Vegan options continued to flourish.
Not one, but two vegan delis launched in Columbus in 2020, opening within a month of each other. In October, Vida’s Plant-Based Butcher opened in Fifth by Northwest; it was quickly followed by a Clintonville deli from the popular food truck Seitan’s Realm. At both, vegan and vegan-curious customers can find plant-based cold cuts, sausages, cheeses and deli sandwiches. In addition, Lifestyle Café filled the former Angry Baker space in Olde Towne East, and the Ethiopian restaurant Nile Vegan added a second location in Grandview. And on Parsons Avenue, Village Taco completed its move from Alexandria, Ohio, filling the old Hal & Al’s space.
Two Columbus chefs earned James Beard recognition.
When The James Beard Foundation announced its 2020 Restaurant and Chef Award semifinalists in February, two Columbus chefs made the cut. Pit barbecue purist James Anderson, owner of the food truck Ray Ray’s Hog Pit, was named a semifinalist for Best Chef: Great Lakes. (Recently, Anderson announced plans to open a meat-and-three restaurant in Granville.) In addition, longtime pastry chef Spencer Budros, co-owner of Pistacia Vera, was nominated for Outstanding Baker.

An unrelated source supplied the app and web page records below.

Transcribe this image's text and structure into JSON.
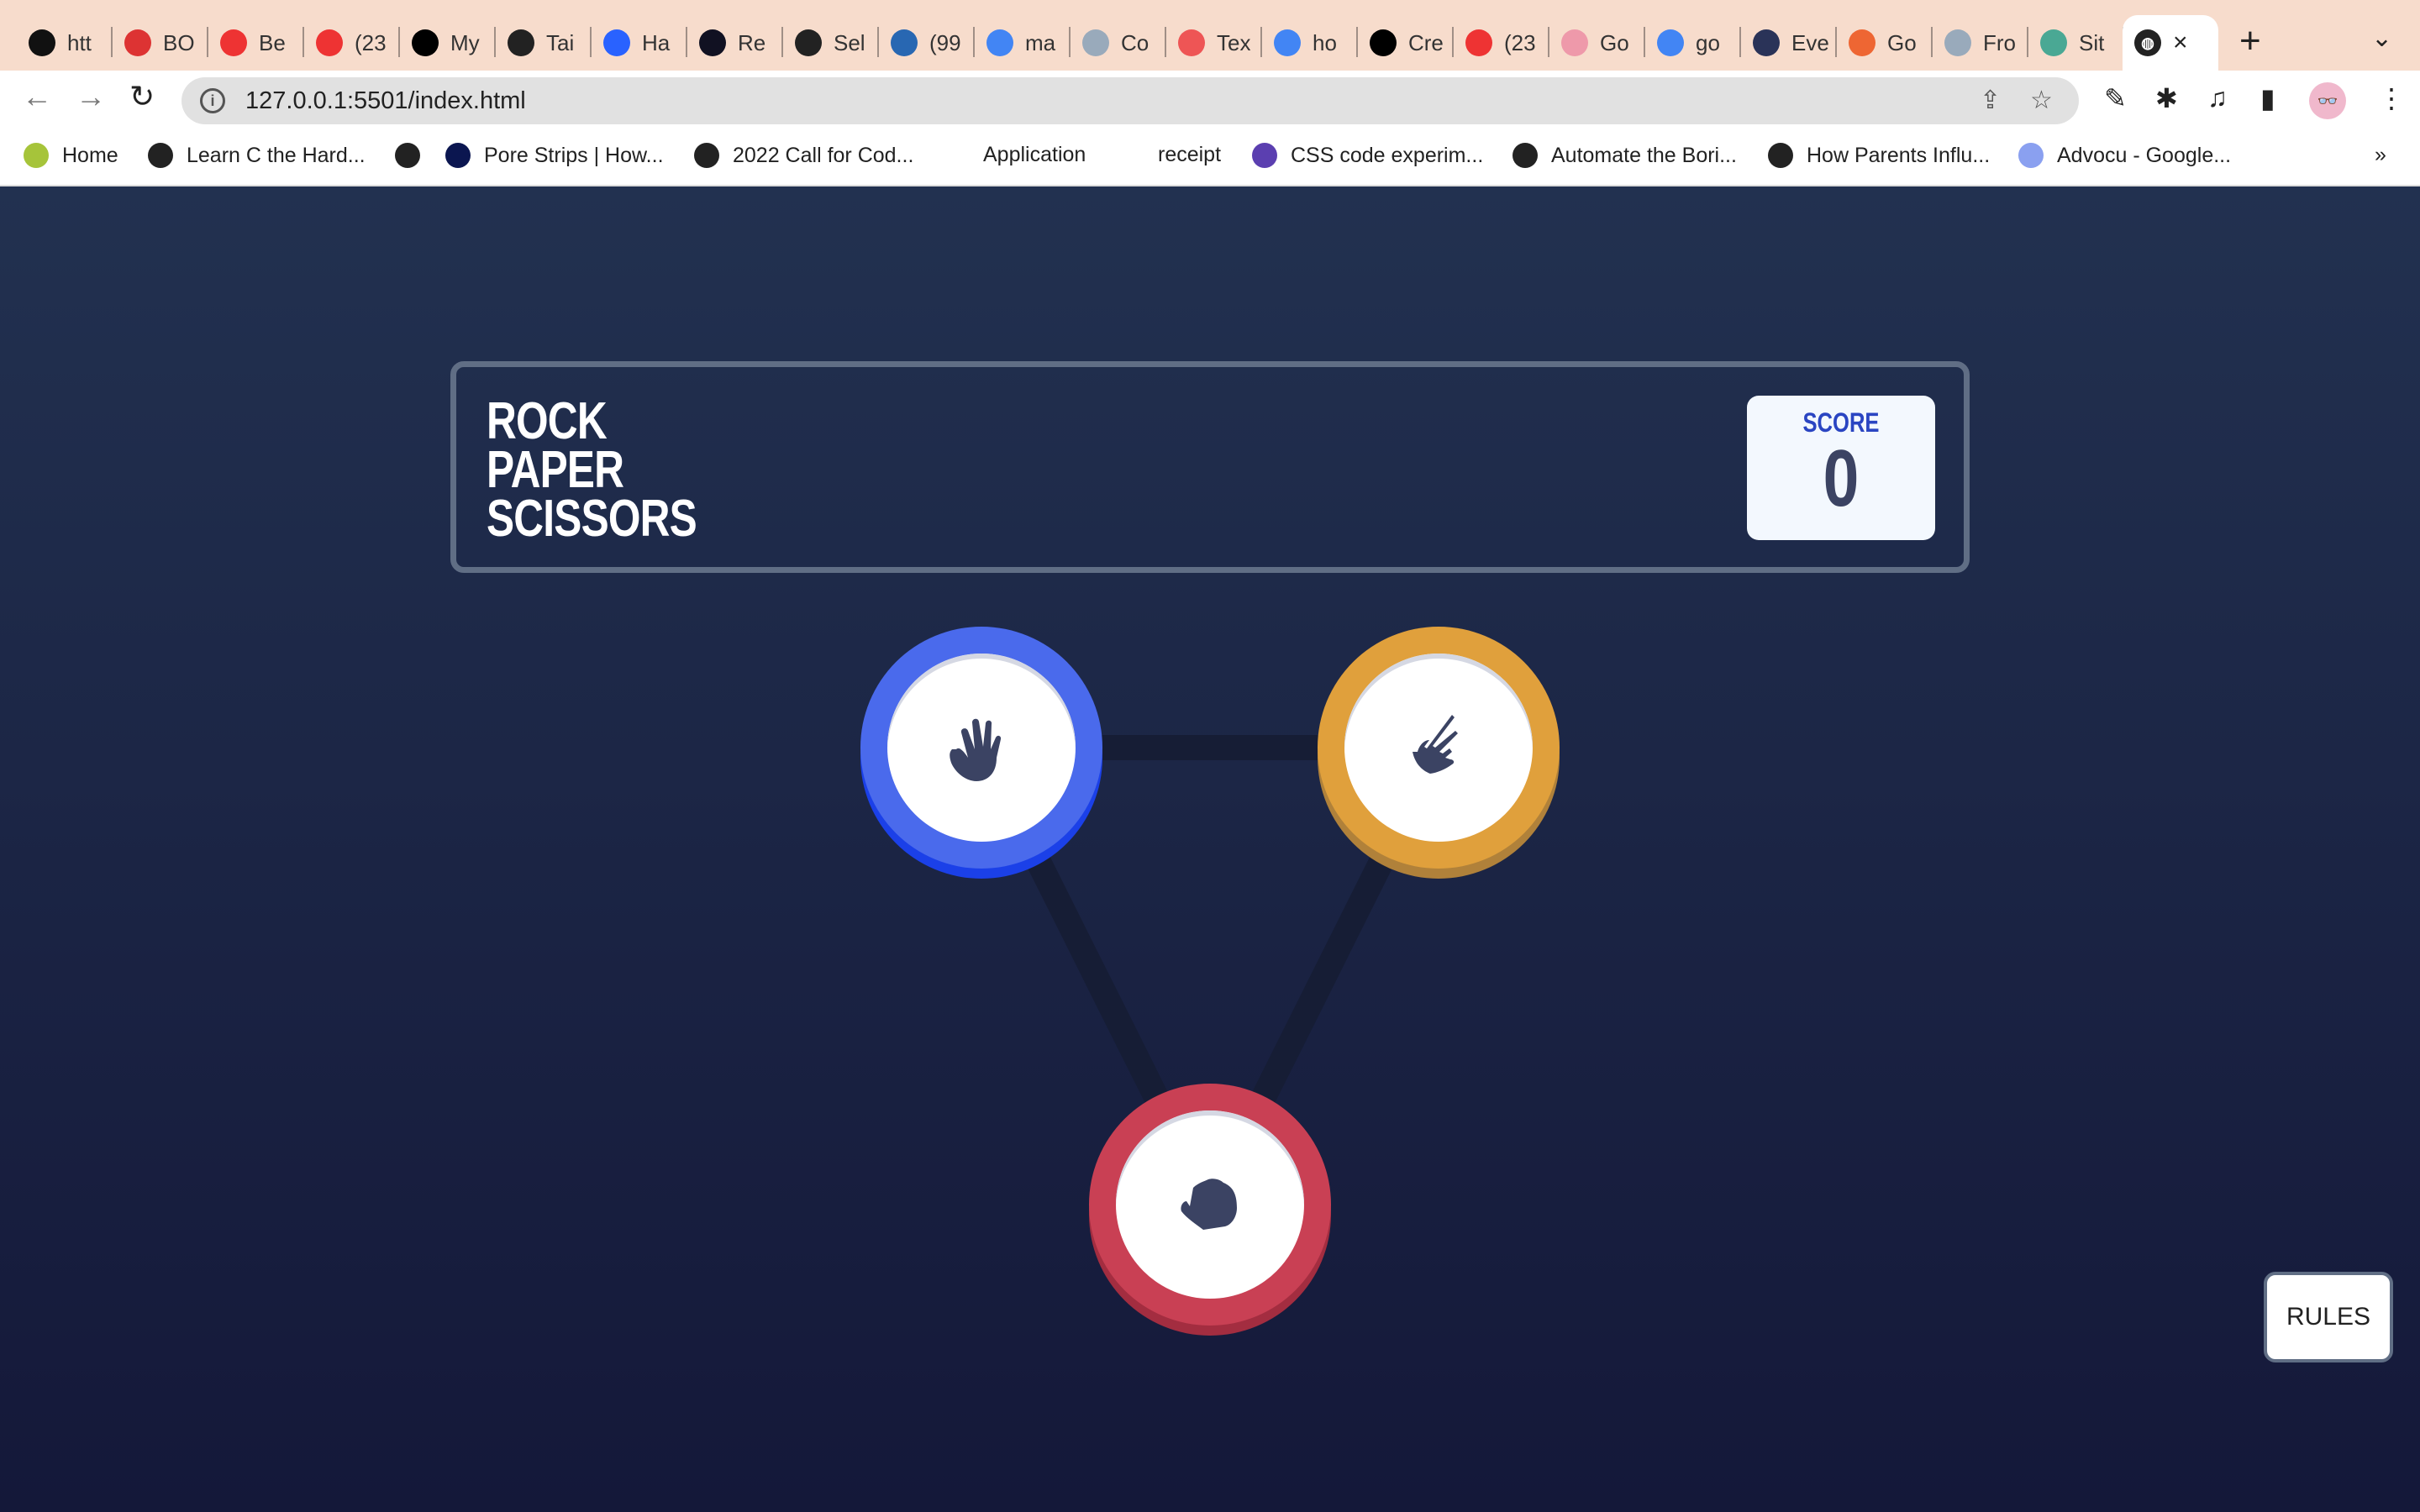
{
  "browser": {
    "tabs": [
      {
        "label": "htt",
        "color": "#111"
      },
      {
        "label": "BO",
        "color": "#d33"
      },
      {
        "label": "Be",
        "color": "#e33"
      },
      {
        "label": "(23",
        "color": "#e33"
      },
      {
        "label": "My",
        "color": "#000"
      },
      {
        "label": "Tai",
        "color": "#222"
      },
      {
        "label": "Ha",
        "color": "#2962ff"
      },
      {
        "label": "Re",
        "color": "#112"
      },
      {
        "label": "Sel",
        "color": "#222"
      },
      {
        "label": "(99",
        "color": "#2867b2"
      },
      {
        "label": "ma",
        "color": "#4285f4"
      },
      {
        "label": "Co",
        "color": "#9ab"
      },
      {
        "label": "Tex",
        "color": "#e55"
      },
      {
        "label": "ho",
        "color": "#4285f4"
      },
      {
        "label": "Cre",
        "color": "#000"
      },
      {
        "label": "(23",
        "color": "#e33"
      },
      {
        "label": "Go",
        "color": "#e9a"
      },
      {
        "label": "go",
        "color": "#4285f4"
      },
      {
        "label": "Eve",
        "color": "#2a3358"
      },
      {
        "label": "Go",
        "color": "#e63"
      },
      {
        "label": "Fro",
        "color": "#9ab"
      },
      {
        "label": "Sit",
        "color": "#4aa894"
      }
    ],
    "active_tab_close": "×",
    "new_tab": "+",
    "url": "127.0.0.1:5501/index.html",
    "bookmarks": [
      "Home",
      "Learn C the Hard...",
      "",
      "Pore Strips | How...",
      "2022 Call for Cod...",
      "Application",
      "receipt",
      "CSS code experim...",
      "Automate the Bori...",
      "How Parents Influ...",
      "Advocu - Google..."
    ],
    "bookmarks_overflow": "»"
  },
  "game": {
    "title_lines": [
      "ROCK",
      "PAPER",
      "SCISSORS"
    ],
    "score_label": "SCORE",
    "score": "0",
    "rules_label": "RULES",
    "colors": {
      "paper": "#4a6aec",
      "scissors": "#e0a03c",
      "rock": "#c94054",
      "background": "#1c2645"
    }
  }
}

Though neither chef was named a finalist, the nominations ended an eight-year James Beard drought for Columbus.
Birria tacos went off.
The birria trend has arrived in Central Ohio in a big way. Hailing from the Mexican state of Jalisco, birria tacos are distinctive for their almost orange hue and—the kicker—an accompanying beef consommé meant for dipping. The buzz is justified—birria tacos are delicious, like a Mexican French dip. The Clintonville taco truck Los Agavez Taqueria is probably most responsible for igniting the trend locally. Other trucks serving the distinctive tacos have joined the fray, including Las Tapias Birria, which plans to open a restaurant on the West Side this winter, as well as AJ’s Birria Tacos, Taquiando and Columbus Birria.

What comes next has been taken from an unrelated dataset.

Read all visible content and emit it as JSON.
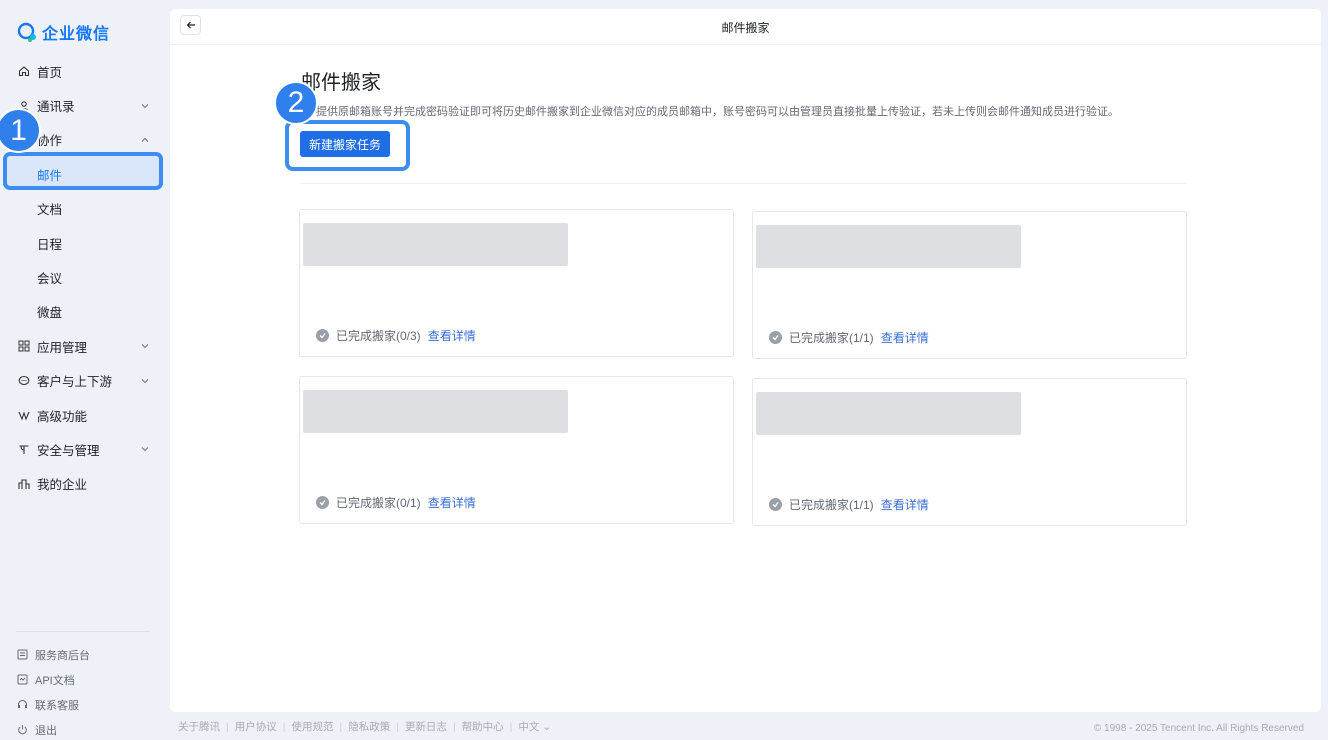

Craft breweries continued to grow, and some added delivery.
When the pandemic began, the beer kept flowing. Breweries like Wolf’s Ridge Brewing, Seventh Son Brewing Co. and Nocterra Brewing Co. began home delivery for the first time. In addition, COVID-19 hasn’t stopped some breweries from making their debut in Central Ohio. Cleveland’s Saucy Brew Works opened its first Columbus location in Harrison West. Newcomer Edison Brewing launched in Gahanna, boasting a stunning sunset vista on Science Boulevard. Spires Social Brewing Co. came online near Polaris. And Jackie O’s fulfilled a longstanding wish of local beer drinkers, announcing that the Athens-based brewery would open a 15-barrel brewhouse in Columbus. It’s expected to open Downtown next year in the former Elevator Brewing space at 165 N. Fourth St.
A developer-chef duo continued to bet on Downtown Columbus.

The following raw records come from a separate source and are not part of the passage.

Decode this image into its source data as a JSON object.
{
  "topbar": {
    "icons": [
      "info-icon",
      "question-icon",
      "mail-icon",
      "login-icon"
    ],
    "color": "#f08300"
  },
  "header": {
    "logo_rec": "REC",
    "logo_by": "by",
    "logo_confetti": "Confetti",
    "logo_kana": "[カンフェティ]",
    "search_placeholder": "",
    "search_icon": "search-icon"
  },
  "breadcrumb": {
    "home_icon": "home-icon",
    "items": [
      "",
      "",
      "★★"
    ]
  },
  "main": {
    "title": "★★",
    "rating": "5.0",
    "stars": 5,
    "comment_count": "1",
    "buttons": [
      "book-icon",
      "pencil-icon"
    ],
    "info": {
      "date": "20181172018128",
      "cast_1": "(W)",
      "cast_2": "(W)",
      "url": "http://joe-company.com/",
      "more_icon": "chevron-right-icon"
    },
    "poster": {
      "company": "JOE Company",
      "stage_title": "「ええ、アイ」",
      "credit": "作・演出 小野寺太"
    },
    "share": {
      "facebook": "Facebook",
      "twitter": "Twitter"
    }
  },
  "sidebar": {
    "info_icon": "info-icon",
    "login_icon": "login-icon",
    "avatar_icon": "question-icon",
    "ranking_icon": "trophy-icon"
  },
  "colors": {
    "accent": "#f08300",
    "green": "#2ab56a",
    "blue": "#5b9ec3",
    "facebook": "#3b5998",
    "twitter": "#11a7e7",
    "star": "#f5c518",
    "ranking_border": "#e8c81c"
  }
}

Between COVID-19 and the summer’s protests, Downtown Columbus has taken the brunt of 2020. Si Señor, Plantain Café and Nancy’s Home Cooking all shuttered their Downtown eateries. But recently, some good news for Downtown dining: In November, Veritas chef-owner Josh Dalton told Columbus Monthly that he and developer Jeff Edwards of The Edwards Cos. plan to bring three new ventures to the heart of Downtown. A Parisian-style bistro is set to enliven the former Brioso Coffee space on the northeast corner of Gay and High streets. Across the street, Speck Italian Eatery will fill a street-level restaurant space in Edwards’ luxury apartment building, The Nicholas. And inside The Citizens building, a new wine shop called Accent by Veritas will fill the vacant spot across from Brioso’s new coffee bar.